When he was curating the cocktail menu at Sepia (123 N. Jefferson St., 312-441-1920), head bartender Griffin Elliott wanted to incorporate a variety of spirits—such as bourbon, gin, and rum—to appeal to different tastes. But it’s the lone vodka-based cocktail, the Jefferson Cooler, that has quickly become the West Loop restaurant’s runaway hit. “It’s very uncommon that people only order one,” says Elliott of the best-selling libation, a refreshing mix of Aylesbury Duck Vodka, rhubarb grapefruit syrup, lemon soda, rhubarb bitters, and mint.
Not every mixologist has shared Elliott’s excitement for vodka—some have gone so far as to remove it from Chicago’s most sophisticated menus—but now the spirit is making a serious comeback.

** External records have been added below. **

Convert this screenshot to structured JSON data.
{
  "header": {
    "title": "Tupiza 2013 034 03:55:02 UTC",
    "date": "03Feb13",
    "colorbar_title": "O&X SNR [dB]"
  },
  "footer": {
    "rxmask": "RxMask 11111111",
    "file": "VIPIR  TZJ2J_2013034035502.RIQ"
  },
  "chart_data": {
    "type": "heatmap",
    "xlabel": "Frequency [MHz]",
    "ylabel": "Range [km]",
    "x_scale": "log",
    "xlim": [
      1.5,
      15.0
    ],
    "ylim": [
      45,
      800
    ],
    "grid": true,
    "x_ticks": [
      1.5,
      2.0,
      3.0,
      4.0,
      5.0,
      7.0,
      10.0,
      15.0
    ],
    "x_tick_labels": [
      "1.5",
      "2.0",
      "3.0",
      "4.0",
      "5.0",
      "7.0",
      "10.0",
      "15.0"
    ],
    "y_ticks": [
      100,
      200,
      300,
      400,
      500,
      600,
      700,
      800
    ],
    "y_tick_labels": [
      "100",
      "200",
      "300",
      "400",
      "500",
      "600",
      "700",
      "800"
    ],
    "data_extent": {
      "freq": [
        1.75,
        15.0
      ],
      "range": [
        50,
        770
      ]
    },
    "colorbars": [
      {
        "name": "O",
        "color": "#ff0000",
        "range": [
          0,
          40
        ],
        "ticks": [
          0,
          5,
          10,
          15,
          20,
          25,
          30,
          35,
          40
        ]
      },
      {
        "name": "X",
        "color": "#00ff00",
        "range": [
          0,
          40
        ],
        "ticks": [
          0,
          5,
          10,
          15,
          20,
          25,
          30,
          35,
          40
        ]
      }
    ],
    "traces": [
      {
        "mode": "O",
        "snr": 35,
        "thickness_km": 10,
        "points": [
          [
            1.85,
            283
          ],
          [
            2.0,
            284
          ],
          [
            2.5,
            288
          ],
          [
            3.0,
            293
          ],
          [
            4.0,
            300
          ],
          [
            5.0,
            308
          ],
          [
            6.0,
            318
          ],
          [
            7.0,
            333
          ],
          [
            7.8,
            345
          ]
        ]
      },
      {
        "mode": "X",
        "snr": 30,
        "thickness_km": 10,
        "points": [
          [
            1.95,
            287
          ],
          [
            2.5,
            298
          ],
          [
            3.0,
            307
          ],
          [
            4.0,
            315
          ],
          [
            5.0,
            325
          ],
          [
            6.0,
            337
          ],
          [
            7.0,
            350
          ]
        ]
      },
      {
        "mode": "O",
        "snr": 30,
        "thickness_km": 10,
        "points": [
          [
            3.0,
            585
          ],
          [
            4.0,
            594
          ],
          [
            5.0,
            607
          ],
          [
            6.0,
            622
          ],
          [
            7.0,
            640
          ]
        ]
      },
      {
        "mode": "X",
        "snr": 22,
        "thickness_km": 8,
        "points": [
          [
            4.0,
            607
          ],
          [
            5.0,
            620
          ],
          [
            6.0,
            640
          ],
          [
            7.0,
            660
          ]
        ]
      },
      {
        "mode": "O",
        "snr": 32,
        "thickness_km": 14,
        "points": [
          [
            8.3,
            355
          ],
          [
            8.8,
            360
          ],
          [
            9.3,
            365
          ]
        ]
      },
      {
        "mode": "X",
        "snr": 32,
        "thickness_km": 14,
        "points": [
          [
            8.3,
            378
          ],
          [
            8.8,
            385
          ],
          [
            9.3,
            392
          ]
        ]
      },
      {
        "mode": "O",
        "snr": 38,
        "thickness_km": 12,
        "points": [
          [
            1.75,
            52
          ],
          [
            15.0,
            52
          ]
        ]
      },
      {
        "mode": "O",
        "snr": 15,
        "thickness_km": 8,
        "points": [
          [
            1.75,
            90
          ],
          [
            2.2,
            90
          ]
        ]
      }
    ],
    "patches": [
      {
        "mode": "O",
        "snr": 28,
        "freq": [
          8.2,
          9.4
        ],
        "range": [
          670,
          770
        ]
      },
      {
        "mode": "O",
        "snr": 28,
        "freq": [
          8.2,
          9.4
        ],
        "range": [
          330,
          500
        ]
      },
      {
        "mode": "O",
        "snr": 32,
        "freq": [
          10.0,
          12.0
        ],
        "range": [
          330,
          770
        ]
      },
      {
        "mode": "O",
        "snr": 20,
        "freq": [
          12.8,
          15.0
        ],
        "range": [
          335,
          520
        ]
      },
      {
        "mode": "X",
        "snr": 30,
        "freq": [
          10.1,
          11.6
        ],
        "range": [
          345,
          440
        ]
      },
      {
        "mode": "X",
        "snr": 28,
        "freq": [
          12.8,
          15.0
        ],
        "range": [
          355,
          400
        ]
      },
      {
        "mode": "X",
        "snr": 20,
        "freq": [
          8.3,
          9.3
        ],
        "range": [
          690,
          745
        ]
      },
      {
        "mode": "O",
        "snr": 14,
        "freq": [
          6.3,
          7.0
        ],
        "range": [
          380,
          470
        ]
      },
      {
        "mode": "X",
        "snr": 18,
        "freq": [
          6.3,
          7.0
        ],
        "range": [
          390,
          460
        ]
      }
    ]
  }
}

River North’s new J. Rocco Italian Table & Bar (749 N. Clark St., 312-475-0271) celebrates complex flavors via house infusions; mixologist Kristianna Cross is excited about everything from herb-infused vodkas with basil, mint, and rosemary to the pepper-infused vodka in the Cantanzaro cocktail.

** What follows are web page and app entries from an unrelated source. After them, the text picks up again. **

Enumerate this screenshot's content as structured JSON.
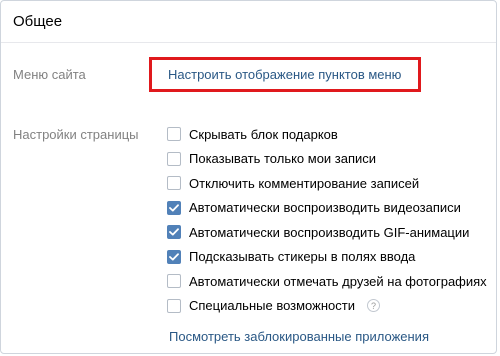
{
  "header": {
    "title": "Общее"
  },
  "menu": {
    "label": "Меню сайта",
    "link": "Настроить отображение пунктов меню"
  },
  "page_settings": {
    "label": "Настройки страницы",
    "options": [
      {
        "label": "Скрывать блок подарков",
        "checked": false
      },
      {
        "label": "Показывать только мои записи",
        "checked": false
      },
      {
        "label": "Отключить комментирование записей",
        "checked": false
      },
      {
        "label": "Автоматически воспроизводить видеозаписи",
        "checked": true
      },
      {
        "label": "Автоматически воспроизводить GIF-анимации",
        "checked": true
      },
      {
        "label": "Подсказывать стикеры в полях ввода",
        "checked": true
      },
      {
        "label": "Автоматически отмечать друзей на фотографиях",
        "checked": false
      },
      {
        "label": "Специальные возможности",
        "checked": false,
        "help": "?"
      }
    ],
    "blocked_apps_link": "Посмотреть заблокированные приложения"
  },
  "colors": {
    "accent": "#5181b8",
    "link": "#2a5885",
    "highlight": "#e0191d"
  }
}
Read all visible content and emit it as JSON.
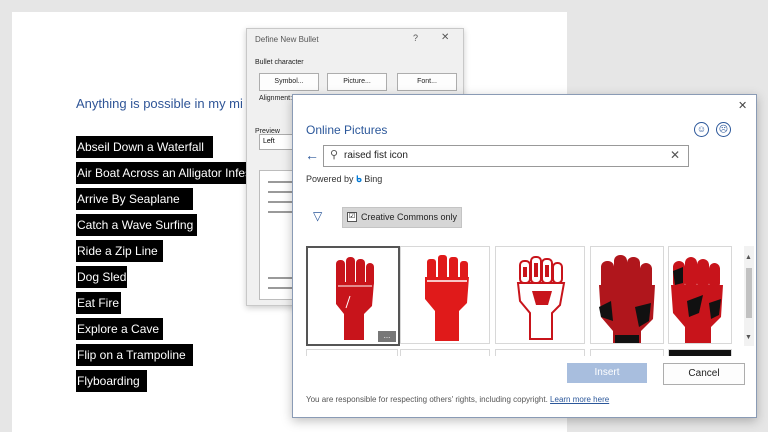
{
  "document": {
    "heading": "Anything is possible in my mi",
    "bullets": [
      "Abseil Down a Waterfall",
      "Air Boat Across an Alligator Infest",
      "Arrive By Seaplane",
      "Catch a Wave Surfing",
      "Ride a Zip Line",
      "Dog Sled",
      "Eat Fire",
      "Explore a Cave",
      "Flip on a Trampoline",
      "Flyboarding"
    ]
  },
  "define_new_bullet": {
    "title": "Define New Bullet",
    "help": "?",
    "close": "✕",
    "bullet_character_label": "Bullet character",
    "symbol_button": "Symbol...",
    "picture_button": "Picture...",
    "font_button": "Font...",
    "alignment_label": "Alignment:",
    "alignment_value": "Left",
    "preview_label": "Preview"
  },
  "online_pictures": {
    "close": "✕",
    "title": "Online Pictures",
    "back": "←",
    "search_value": "raised fist icon",
    "clear": "✕",
    "powered_by": "Powered by",
    "bing": "Bing",
    "filter_label": "Creative Commons only",
    "filter_checked": "☑",
    "more": "...",
    "insert_button": "Insert",
    "cancel_button": "Cancel",
    "footer_text": "You are responsible for respecting others' rights, including copyright.",
    "learn_more": "Learn more here",
    "icons": {
      "back": "arrow-left-icon",
      "search": "search-icon",
      "filter": "filter-icon",
      "smile": "smiley-icon",
      "frown": "frown-icon"
    },
    "colors": {
      "accent": "#2b579a",
      "fist_red": "#c8141b",
      "insert_disabled": "#a8bede"
    }
  }
}
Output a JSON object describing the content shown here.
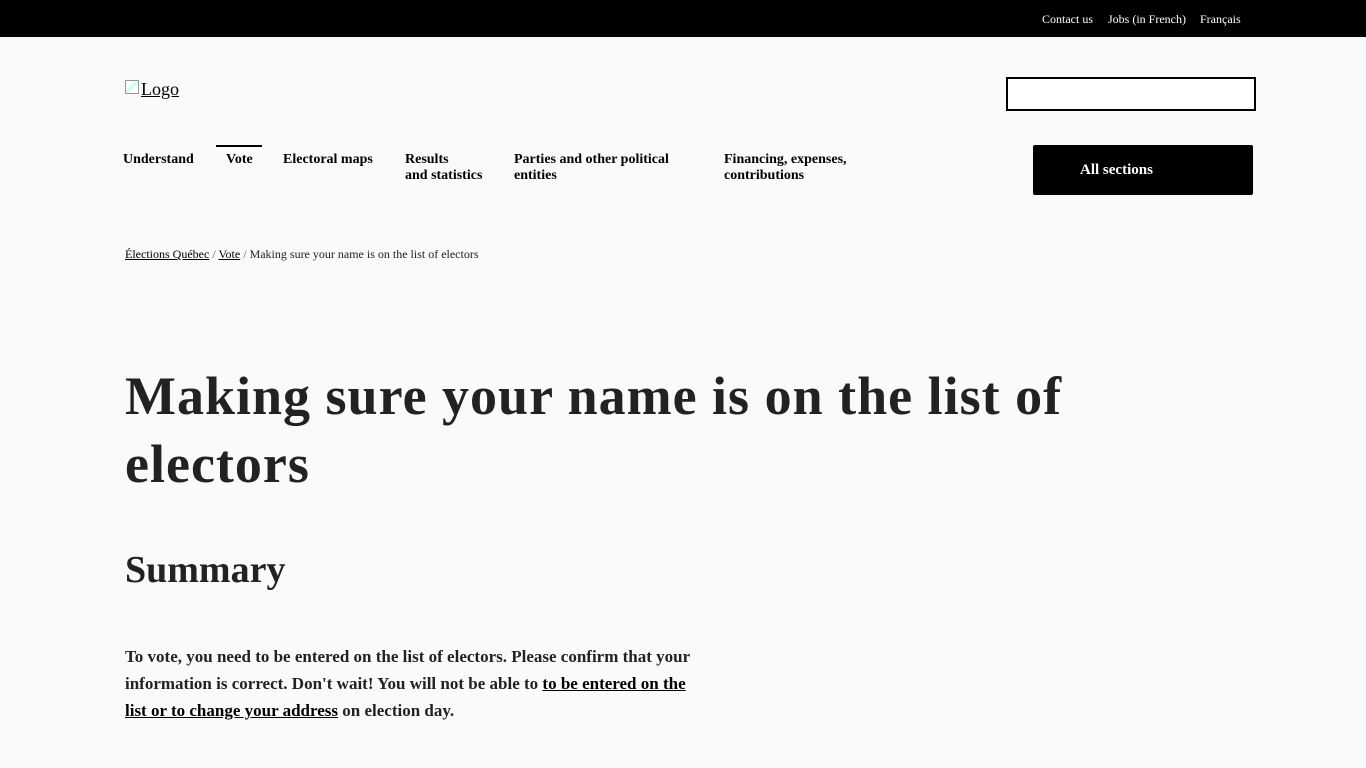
{
  "top_bar": {
    "links": [
      "Contact us",
      "Jobs (in French)",
      "Français"
    ]
  },
  "header": {
    "logo_alt": "Logo",
    "search": {
      "value": "",
      "placeholder": ""
    }
  },
  "nav": {
    "items": [
      {
        "label": "Understand"
      },
      {
        "label": "Vote",
        "active": true
      },
      {
        "label": "Electoral maps"
      },
      {
        "label": "Results",
        "label2": "and statistics"
      },
      {
        "label": "Parties and other political",
        "label2": "entities"
      },
      {
        "label": "Financing, expenses,",
        "label2": "contributions"
      }
    ],
    "all_sections": "All sections"
  },
  "breadcrumb": {
    "items": [
      "Élections Québec",
      "Vote"
    ],
    "separator": " / ",
    "current": "Making sure your name is on the list of electors"
  },
  "main": {
    "title": "Making sure your name is on the list of electors",
    "summary_heading": "Summary",
    "summary_text_before": "To vote, you need to be entered on the list of electors. Please confirm that your information is correct. Don't wait! You will not be able to ",
    "summary_link": "to be entered on the list or to change your address",
    "summary_text_after": " on election day."
  }
}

Three blocks away on Clark Street, vodka is also having a major moment at Stout Barrel House & Galley, where American craft brand Tito’s Handmade Vodka has accounted for more than 75 percent of total vodka sales. In the last year alone, Stout Barrel House & Galley (642 N. Clark St., 312-475-1390) has sold more than 30,000 Moscow Mules—a mix of vodka, ginger beer, and lime that was invented on the Sunset Strip in 1941 by Smirnoff’s distributor and a Hollywood bar owner. Russian Standard’s cocktail strategy is also led by the Moscow Mule; the brand has sold more than 3,000 sets of copper Moscow Mule mugs since 2012, and overall vodka sales have increased 25 percent over last year.
Vodka is even a key ingredient in the kitchen for Craig Harzewski, the pastry chef at Naha (500 N. Clark St., 312- 321-6242) and Brindille (534 N. Clark St., 312-595-1616), who uses the spirit to make vanilla extract. “I split the vanilla beans, break them up into vodka—Smirnoff is the one I grab—and let it sit on top of my oven,” says Harzewski, who waits four to five weeks before incorporating the vanilla extract into recipes like bread, ice cream, and the cream cheese mousse of Naha’s toasted coconut bar. “Vodka works well,” he says. “It’s endless what you can do with it.”
photography by jeff schear